═══ DATA FOR THE TASK ═══
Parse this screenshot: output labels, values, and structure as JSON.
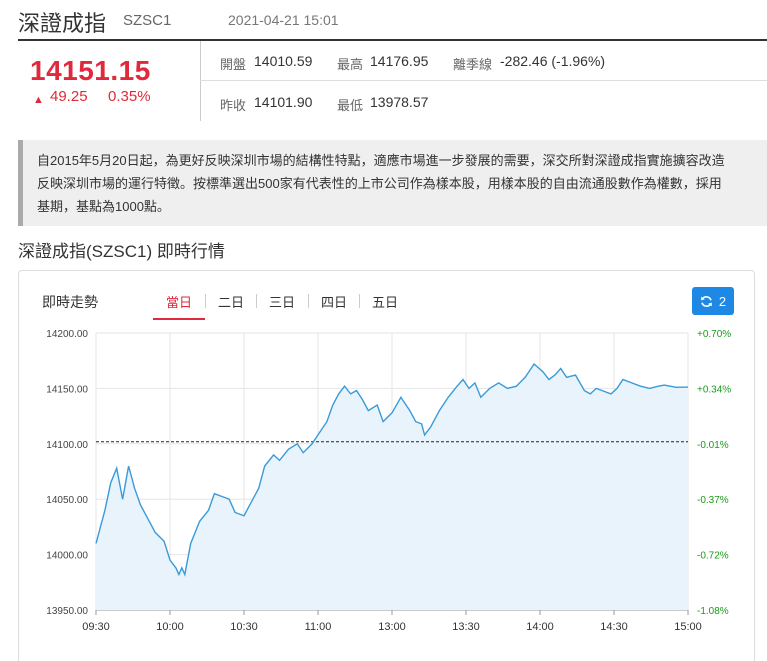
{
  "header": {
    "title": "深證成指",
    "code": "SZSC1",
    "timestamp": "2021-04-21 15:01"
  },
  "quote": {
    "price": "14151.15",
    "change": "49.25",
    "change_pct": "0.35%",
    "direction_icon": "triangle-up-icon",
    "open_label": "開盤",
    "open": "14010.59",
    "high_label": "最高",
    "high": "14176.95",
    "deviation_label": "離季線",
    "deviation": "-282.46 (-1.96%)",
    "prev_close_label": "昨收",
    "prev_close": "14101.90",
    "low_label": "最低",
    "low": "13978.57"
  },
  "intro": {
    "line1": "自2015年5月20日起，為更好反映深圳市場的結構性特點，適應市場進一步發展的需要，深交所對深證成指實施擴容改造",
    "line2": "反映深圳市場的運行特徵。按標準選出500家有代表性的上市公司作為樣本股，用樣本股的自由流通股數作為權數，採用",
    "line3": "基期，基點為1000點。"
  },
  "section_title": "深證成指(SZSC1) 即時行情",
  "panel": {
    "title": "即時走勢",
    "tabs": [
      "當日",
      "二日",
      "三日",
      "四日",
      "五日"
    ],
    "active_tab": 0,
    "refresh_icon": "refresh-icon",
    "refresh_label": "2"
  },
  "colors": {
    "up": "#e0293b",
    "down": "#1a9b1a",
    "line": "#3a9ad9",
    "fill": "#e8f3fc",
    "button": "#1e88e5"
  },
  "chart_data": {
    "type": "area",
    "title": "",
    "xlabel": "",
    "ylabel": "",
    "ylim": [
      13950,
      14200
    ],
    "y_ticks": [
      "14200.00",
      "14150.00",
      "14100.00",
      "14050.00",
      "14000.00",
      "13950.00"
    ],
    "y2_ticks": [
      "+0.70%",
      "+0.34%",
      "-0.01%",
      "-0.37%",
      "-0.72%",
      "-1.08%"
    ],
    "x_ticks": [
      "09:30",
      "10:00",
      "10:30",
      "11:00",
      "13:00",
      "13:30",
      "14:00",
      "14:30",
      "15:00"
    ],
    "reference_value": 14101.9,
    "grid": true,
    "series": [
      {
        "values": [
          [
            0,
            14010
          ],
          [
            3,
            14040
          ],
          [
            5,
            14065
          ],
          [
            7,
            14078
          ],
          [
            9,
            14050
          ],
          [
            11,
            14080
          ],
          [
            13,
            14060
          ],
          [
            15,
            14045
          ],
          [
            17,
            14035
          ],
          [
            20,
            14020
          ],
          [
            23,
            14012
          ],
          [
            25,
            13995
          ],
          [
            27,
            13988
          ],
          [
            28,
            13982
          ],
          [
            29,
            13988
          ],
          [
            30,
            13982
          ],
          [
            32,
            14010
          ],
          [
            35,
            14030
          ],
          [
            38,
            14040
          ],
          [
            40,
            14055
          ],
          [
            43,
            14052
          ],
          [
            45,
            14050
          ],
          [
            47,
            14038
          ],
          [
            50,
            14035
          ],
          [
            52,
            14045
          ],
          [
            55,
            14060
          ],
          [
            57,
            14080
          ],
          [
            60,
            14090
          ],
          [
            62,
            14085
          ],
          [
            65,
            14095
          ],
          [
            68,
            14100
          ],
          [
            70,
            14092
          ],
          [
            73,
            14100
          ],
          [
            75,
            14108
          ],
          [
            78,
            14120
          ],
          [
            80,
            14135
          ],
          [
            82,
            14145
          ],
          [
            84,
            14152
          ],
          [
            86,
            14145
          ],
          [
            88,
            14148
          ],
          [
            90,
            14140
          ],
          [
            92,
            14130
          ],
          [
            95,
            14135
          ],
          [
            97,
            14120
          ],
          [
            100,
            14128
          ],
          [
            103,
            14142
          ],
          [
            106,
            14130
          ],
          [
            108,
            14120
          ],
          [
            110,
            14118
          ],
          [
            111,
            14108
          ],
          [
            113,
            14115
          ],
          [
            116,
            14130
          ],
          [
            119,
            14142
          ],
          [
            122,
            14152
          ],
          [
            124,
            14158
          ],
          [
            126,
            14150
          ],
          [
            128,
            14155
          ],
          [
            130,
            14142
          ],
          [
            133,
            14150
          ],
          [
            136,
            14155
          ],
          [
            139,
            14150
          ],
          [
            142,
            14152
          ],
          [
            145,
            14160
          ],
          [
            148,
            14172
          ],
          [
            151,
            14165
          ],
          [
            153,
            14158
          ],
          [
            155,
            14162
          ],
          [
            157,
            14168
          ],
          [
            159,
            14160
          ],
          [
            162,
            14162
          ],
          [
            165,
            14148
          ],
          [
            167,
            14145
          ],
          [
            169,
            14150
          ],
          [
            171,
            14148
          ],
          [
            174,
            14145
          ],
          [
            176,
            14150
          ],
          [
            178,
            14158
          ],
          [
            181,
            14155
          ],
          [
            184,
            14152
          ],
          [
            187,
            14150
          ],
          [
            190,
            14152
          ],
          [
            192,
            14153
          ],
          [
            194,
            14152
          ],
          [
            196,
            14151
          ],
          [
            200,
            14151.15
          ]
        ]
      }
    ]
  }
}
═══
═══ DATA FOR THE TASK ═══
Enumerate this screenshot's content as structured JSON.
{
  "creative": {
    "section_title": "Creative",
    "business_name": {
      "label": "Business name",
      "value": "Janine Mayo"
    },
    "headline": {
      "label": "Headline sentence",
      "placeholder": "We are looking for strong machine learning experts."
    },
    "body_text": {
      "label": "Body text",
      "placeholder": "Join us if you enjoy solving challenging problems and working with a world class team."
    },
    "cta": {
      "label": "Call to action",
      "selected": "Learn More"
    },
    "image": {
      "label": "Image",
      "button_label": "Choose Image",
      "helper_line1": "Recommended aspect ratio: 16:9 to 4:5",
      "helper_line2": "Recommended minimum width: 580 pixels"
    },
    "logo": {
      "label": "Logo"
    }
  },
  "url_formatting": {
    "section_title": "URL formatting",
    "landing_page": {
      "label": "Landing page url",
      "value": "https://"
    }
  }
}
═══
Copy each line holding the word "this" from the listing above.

ANSWER AREA =
Parse this screenshot: output labels, values, and structure as JSON.
Enumerate this screenshot's content as structured JSON.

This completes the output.